• _Task brief_
Each line of the data below that contains "Files" must be copied.

━━━━━━━━━━━━━━━━━━━━

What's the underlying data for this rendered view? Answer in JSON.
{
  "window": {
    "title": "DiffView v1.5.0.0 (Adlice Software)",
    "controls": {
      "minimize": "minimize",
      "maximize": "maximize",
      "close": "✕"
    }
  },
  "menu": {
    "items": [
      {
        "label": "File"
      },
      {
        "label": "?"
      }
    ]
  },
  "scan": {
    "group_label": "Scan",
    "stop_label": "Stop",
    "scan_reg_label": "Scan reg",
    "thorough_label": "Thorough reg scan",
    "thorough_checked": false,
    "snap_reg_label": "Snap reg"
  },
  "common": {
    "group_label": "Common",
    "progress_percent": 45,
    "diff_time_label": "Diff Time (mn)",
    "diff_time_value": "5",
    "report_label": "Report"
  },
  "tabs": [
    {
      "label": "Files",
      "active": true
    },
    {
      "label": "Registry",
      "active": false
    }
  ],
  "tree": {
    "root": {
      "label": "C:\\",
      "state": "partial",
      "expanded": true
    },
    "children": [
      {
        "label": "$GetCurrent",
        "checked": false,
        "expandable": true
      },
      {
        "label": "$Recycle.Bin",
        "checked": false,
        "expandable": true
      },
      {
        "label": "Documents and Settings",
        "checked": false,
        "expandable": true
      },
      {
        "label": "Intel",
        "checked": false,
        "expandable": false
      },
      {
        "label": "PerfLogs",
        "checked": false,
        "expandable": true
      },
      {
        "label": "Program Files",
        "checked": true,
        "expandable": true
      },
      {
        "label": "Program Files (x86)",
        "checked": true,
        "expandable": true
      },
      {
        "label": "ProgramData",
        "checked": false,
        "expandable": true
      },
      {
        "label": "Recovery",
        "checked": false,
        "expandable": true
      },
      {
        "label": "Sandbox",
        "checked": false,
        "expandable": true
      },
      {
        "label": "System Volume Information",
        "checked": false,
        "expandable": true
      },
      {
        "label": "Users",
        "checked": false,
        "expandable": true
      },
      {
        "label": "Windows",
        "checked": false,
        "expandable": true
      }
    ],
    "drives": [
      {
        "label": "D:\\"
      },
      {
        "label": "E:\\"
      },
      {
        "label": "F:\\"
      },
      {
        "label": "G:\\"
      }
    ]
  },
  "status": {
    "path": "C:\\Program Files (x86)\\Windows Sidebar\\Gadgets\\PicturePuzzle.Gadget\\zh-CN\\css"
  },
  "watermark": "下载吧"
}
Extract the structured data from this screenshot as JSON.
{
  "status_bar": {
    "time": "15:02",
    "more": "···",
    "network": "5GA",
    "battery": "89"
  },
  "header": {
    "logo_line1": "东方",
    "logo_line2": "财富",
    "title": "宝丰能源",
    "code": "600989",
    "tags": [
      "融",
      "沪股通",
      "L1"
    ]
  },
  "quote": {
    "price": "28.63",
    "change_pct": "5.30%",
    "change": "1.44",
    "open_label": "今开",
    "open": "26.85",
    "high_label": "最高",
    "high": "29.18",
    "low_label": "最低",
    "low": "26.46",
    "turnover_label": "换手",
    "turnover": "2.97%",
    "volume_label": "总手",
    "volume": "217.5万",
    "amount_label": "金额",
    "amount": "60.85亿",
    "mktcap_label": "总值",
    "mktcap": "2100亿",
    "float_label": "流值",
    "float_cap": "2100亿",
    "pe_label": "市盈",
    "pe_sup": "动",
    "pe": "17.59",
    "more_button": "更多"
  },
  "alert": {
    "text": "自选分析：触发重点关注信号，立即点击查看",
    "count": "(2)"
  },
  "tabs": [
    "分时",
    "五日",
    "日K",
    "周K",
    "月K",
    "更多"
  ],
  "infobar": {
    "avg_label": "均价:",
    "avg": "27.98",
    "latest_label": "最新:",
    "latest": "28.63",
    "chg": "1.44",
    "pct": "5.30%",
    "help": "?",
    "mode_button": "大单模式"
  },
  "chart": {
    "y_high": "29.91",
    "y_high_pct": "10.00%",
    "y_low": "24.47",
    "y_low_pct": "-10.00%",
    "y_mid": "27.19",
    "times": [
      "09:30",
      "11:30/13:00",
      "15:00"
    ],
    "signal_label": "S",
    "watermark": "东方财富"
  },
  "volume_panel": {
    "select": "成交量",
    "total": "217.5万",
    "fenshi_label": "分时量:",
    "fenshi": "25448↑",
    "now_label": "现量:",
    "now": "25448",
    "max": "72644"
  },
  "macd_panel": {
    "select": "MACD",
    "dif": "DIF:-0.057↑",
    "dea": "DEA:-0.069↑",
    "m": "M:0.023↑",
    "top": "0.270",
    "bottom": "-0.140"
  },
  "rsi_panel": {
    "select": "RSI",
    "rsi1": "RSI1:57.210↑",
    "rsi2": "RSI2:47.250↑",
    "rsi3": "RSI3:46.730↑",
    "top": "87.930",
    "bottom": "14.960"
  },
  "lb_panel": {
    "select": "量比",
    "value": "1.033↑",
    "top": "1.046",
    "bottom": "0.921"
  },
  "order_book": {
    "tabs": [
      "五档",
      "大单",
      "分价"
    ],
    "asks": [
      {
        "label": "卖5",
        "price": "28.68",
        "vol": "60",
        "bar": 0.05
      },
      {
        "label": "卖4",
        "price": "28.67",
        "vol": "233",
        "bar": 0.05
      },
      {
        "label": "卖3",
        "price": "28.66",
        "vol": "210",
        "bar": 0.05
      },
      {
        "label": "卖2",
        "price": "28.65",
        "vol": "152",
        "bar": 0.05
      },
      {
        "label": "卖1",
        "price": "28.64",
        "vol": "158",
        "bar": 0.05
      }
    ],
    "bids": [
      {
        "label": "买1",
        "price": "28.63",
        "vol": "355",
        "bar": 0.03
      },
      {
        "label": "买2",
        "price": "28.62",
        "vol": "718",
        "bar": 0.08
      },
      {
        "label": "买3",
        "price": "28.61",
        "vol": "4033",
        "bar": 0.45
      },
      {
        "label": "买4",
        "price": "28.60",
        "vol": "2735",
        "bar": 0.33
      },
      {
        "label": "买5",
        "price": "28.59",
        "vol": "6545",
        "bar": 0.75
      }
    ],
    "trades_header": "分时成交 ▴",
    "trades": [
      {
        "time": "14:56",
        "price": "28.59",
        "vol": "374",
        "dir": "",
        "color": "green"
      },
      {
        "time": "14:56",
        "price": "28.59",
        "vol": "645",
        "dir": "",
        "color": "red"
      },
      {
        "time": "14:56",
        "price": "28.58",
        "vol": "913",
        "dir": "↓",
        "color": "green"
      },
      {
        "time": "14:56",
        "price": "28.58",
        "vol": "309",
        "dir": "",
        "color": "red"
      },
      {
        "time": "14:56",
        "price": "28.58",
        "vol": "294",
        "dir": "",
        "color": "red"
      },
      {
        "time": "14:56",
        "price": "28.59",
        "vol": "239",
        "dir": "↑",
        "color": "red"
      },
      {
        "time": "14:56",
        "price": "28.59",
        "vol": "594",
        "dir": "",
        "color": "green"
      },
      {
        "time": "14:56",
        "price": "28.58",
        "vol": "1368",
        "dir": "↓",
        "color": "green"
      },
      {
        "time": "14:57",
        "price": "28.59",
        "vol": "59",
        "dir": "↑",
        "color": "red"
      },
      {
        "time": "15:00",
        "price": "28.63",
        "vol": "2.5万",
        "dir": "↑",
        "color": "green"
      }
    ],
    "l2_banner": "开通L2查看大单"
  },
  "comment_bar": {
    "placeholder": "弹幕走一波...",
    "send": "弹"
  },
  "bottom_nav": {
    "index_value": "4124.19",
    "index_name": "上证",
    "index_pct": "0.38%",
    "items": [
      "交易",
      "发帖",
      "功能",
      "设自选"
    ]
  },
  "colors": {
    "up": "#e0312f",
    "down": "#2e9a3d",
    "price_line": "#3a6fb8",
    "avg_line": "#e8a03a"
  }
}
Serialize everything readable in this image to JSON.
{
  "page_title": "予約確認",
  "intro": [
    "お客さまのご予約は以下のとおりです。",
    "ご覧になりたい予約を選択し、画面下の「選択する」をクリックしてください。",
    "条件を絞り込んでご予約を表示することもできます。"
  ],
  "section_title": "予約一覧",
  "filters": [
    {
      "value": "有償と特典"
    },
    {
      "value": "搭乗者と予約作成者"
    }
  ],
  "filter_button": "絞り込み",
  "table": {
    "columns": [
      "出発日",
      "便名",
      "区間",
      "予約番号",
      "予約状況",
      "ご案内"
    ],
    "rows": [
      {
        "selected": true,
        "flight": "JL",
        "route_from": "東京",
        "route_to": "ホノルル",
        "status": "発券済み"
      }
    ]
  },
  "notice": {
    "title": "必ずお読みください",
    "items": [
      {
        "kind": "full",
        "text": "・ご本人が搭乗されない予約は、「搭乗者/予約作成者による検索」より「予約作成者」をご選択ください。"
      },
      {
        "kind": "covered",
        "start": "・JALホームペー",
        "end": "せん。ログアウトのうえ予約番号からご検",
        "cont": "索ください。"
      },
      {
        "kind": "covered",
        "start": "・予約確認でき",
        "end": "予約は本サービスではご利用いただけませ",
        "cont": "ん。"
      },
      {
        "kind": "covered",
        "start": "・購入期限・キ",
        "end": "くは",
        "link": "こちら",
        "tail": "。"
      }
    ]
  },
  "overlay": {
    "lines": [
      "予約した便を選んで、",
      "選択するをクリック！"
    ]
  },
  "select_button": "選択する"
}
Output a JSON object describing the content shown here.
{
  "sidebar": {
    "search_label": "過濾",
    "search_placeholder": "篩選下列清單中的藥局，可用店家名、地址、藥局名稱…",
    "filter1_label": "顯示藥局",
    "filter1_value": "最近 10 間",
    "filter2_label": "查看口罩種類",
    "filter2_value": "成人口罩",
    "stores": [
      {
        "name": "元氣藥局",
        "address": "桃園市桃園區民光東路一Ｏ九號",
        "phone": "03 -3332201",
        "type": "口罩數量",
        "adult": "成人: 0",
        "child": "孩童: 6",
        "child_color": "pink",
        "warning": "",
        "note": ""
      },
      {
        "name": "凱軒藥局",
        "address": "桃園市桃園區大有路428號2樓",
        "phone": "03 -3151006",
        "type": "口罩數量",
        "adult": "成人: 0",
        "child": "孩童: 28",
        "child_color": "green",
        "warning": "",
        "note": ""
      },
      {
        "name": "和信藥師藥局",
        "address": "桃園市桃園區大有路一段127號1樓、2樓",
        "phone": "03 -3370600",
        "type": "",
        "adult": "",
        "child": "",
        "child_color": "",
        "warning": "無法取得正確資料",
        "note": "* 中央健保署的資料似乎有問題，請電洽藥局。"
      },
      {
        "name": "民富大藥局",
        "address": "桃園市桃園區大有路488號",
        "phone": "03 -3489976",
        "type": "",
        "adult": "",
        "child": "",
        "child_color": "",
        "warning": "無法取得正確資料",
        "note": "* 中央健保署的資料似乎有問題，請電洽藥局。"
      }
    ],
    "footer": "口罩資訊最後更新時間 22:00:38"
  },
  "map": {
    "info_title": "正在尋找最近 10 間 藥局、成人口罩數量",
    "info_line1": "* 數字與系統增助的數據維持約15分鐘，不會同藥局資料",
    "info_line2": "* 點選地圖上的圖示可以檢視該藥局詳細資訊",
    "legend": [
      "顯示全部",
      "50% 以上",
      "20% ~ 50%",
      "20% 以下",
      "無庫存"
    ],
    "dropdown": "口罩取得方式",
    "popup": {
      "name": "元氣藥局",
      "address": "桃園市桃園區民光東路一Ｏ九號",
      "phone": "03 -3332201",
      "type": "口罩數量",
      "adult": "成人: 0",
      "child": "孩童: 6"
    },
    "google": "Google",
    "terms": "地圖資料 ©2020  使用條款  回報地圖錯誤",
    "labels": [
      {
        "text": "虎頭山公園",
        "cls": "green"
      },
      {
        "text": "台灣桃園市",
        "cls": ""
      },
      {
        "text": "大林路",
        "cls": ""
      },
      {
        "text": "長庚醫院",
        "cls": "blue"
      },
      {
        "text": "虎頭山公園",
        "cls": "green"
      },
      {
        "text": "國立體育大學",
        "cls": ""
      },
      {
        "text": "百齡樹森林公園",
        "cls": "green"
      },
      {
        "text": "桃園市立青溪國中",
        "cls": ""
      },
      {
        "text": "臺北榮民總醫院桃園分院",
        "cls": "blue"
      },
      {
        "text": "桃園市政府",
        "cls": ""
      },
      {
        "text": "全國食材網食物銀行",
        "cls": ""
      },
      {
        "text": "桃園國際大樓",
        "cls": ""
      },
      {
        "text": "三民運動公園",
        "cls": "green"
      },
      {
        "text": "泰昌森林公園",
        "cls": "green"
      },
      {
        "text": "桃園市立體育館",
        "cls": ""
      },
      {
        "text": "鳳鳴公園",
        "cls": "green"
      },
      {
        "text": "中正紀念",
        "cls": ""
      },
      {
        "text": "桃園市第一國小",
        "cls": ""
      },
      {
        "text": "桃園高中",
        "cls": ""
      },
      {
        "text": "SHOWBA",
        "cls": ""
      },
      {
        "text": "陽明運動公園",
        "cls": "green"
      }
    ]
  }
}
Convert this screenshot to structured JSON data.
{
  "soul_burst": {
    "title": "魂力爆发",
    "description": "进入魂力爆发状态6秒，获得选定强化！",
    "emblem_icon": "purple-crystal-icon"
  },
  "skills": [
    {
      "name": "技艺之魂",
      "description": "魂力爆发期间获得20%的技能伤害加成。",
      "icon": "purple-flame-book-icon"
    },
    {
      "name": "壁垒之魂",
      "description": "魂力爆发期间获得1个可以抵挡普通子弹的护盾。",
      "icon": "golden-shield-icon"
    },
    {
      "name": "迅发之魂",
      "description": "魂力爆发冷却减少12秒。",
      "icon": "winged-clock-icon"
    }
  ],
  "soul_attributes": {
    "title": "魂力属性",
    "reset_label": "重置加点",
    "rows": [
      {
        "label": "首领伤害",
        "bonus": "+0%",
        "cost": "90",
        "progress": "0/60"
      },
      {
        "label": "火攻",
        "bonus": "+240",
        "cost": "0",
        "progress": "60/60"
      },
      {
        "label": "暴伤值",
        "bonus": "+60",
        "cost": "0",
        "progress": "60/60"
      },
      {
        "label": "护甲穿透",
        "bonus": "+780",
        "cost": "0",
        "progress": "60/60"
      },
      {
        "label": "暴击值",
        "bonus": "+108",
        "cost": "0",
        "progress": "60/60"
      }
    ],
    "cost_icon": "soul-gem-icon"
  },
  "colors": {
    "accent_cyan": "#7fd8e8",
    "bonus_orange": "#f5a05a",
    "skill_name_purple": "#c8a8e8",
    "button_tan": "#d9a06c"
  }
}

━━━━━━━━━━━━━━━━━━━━

• _Problem solution_
      "label": "Files",
        "label": "Program Files",
        "label": "Program Files (x86)",
    "path": "C:\\Program Files (x86)\\Windows Sidebar\\Gadgets\\PicturePuzzle.Gadget\\zh-CN\\css"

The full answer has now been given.